Essentially, the requirement is that there's another service provider (in the example it's the PolicyServiceProvider) that defines your policies in a singleton named "policies" and returns an enforcer object. For example, you could put this in app/providers/PolicyServiceProvider.php:
This just defines the one policy, can-edit, where it checks the current user (pulled via \Auth::user()) to see if they have a username property of "ccornutt". With this in place, you can then use the service provider in this repo to add checks to your Blade templates.
For example, to use the can-edit check above you could use something like this:
they can edit!
they're denied being able to edit
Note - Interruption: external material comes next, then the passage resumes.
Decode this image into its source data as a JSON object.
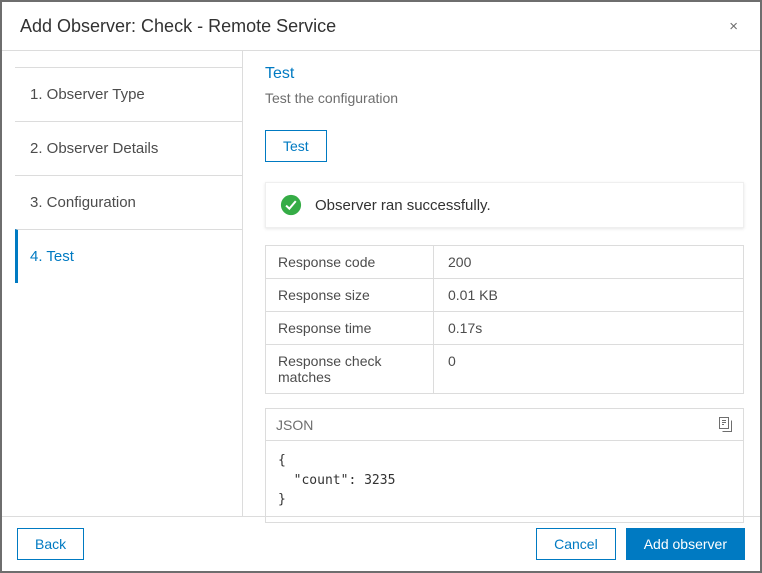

The two methods exposed are @allows and @denies with a required first parameter. You can also pass in optional parmeters if your PropAuth checks are more complex and use the closures handling. So, if your policy is defined like this: